Anton's Research Ramblings

Memory Analytics for Graphics Development

Working with 3d graphics today means interacting with a GPU (graphics processing unit) through the interface of a graphics programming library. At the low-ish level that I work at this might be Direct3D, OpenGL, WebGL, or something newer. Most of how the GPU is used is decided by the people who implement the library. Typically you are not given the details of how the memory or resources of the GPU are managed by the library (or drivers underneath that) so it becomes something of a black box at times. Normally I don't care about memory because I'm not allocating much, and only rendering one scene that is [hopefully] cleaned up properly when the programme is no longer running. There are two situations where it might be a problem:

  1. rendering large scenes (like building architecture) on devices with varying and potentially small amounts of memory
  2. running a rendering application that can change scene, or a game that can start a new level

There don't appear to be any nice ways to query the main API for device memory capacity before you try to allocate it. What happens if it runs out? Who knows? Does it do some sort of swapping? Does it exit gracefully? Does it explode? I suspect that this might vary based on device and platform - mobile devices in particular.

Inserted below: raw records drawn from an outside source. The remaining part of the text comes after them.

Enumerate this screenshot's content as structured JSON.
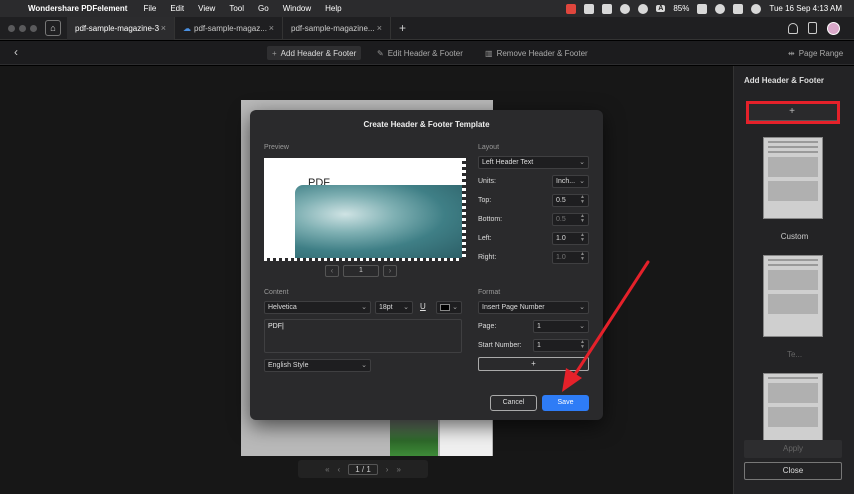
{
  "menubar": {
    "app_name": "Wondershare PDFelement",
    "items": [
      "File",
      "Edit",
      "View",
      "Tool",
      "Go",
      "Window",
      "Help"
    ],
    "battery": "85%",
    "input_badge": "A",
    "datetime": "Tue 16 Sep  4:13 AM"
  },
  "tabs": [
    {
      "label": "pdf-sample-magazine-3",
      "close": "×"
    },
    {
      "label": "pdf-sample-magaz...",
      "close": "×"
    },
    {
      "label": "pdf-sample-magazine...",
      "close": "×"
    }
  ],
  "tab_add": "+",
  "toolbar": {
    "add_header_footer": "Add Header & Footer",
    "edit_header_footer": "Edit Header & Footer",
    "remove_header_footer": "Remove Header & Footer",
    "page_range": "Page Range"
  },
  "page_nav": {
    "current": "1",
    "separator": "/",
    "total": "1"
  },
  "right_panel": {
    "title": "Add Header & Footer",
    "add_symbol": "+",
    "template1_label": "Custom",
    "template2_label": "Te...",
    "apply": "Apply",
    "close": "Close"
  },
  "dialog": {
    "title": "Create Header & Footer Template",
    "preview_label": "Preview",
    "preview_text": "PDF",
    "preview_page": "1",
    "layout_label": "Layout",
    "layout_value": "Left Header Text",
    "units_label": "Units:",
    "units_value": "Inch...",
    "top_label": "Top:",
    "top_value": "0.5",
    "bottom_label": "Bottom:",
    "bottom_value": "0.5",
    "left_label": "Left:",
    "left_value": "1.0",
    "right_label": "Right:",
    "right_value": "1.0",
    "content_label": "Content",
    "font_value": "Helvetica",
    "size_value": "18pt",
    "underline": "U",
    "content_text": "PDF",
    "style_value": "English Style",
    "format_label": "Format",
    "format_value": "Insert Page Number",
    "page_label": "Page:",
    "page_value": "1",
    "start_label": "Start Number:",
    "start_value": "1",
    "plus": "+",
    "cancel": "Cancel",
    "save": "Save"
  },
  "colors": {
    "accent": "#2e7cf6",
    "highlight": "#e5212a",
    "arrow": "#e5212a"
  }
}
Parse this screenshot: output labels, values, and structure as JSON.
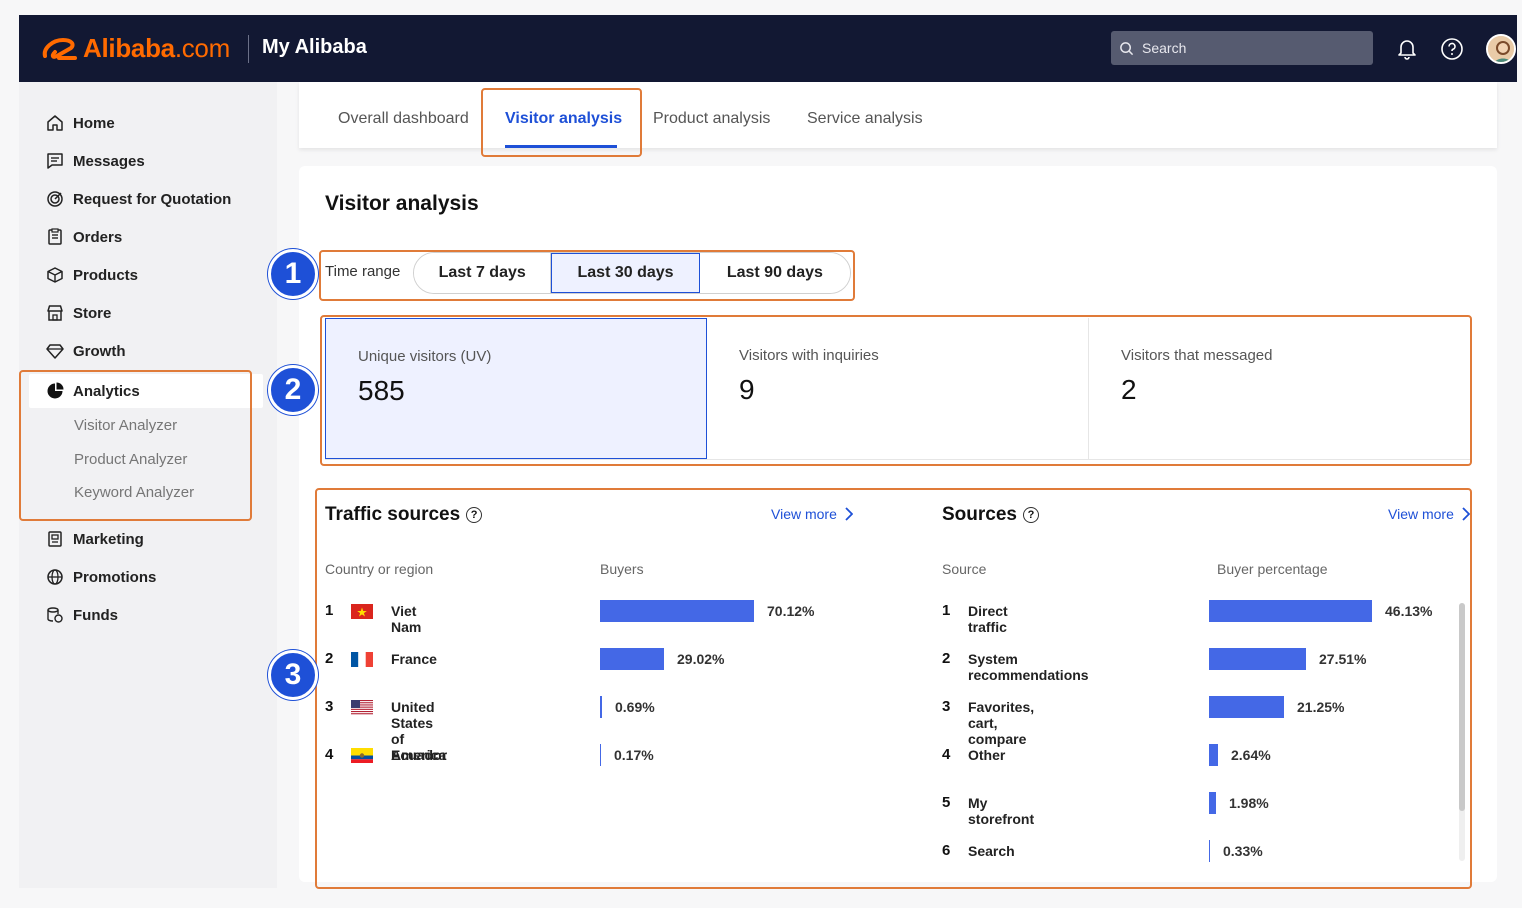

Apparently you can query glGetError to check for out-of-memory errors after allocation. Not very helpful. Exposing the memory capacity of the card itself seems to be done differently, via extensions, by the different vendors - according to this blog post http://nasutechtips.blogspot.ie/2011/02/how-to-get-gpu-memory-size-and-usage-in.html. Do you really have to detect the manufacturer, and then branch based on which one? What if it's neither of these? They don't even agree on the units of memory here. Gah! I bet Direct3D is better.

In the first of my two cases we either need to find out if there's enough memory, and print a warning, or just warn in advance and let the user find out if their phone is underpowered. WebGL doesn't seem to have any way of doing this yet - unless I missed something! (Perhaps there are similar extensions). For desktop software this is less of an issue until we get into the GB range - unlikely. If we did we could start that messy vendor-specific query code, but it would be nicer to just leave that out altogether - any new OpenGL function introduces yet more unpredictable errors on systems that you can't test on.

adding memory use on the GPU to my debug overlay

In the second case we really want to keep track of how much memory we are allocating. I feel like we should be able to query OpenGL for this in different categories, but I don't remember seeing anything at all. What I did was just keep a few globals that I added to with the size of any buffer or texture that I allocated with glBufferData or glTexImage. I could then easily append this to my frame-counter and debug overlay (pictured above). I added memory from VBOs, memory from textures loaded from images, and memory from framebuffers in different categories.

Right after I added memory use stats I noticed that I had a big memory leak - when I start a new scene, even if it's the same scene re-loaded, my numbers got bigger! I looked at my code and found that I was freeing GPU resources based on if (this null pointer which is always null is not null), and also forgetting to free my whole complement of scene elements. Easily fixed, but I wouldn't have noticed without the stats! I decrement my counts whenever a buffer is freed or resized on the GPU memory so it's easy to tell what's happening. I don't use a lot of memory for buffers, so really I'd only run into trouble if I was say running a game session with lots of levels.

Interestingly, my texture memory use dominates the GPU memory - remember that even compressed PNGs are decompressed into raw bitmaps before being copied to the GPU with glTexImage2D. I haven't used compressed S3 format textures (DDS-like compression) because the extensions didn't work properly on OSX. Getting this to comply would be one way to reduce memory usage.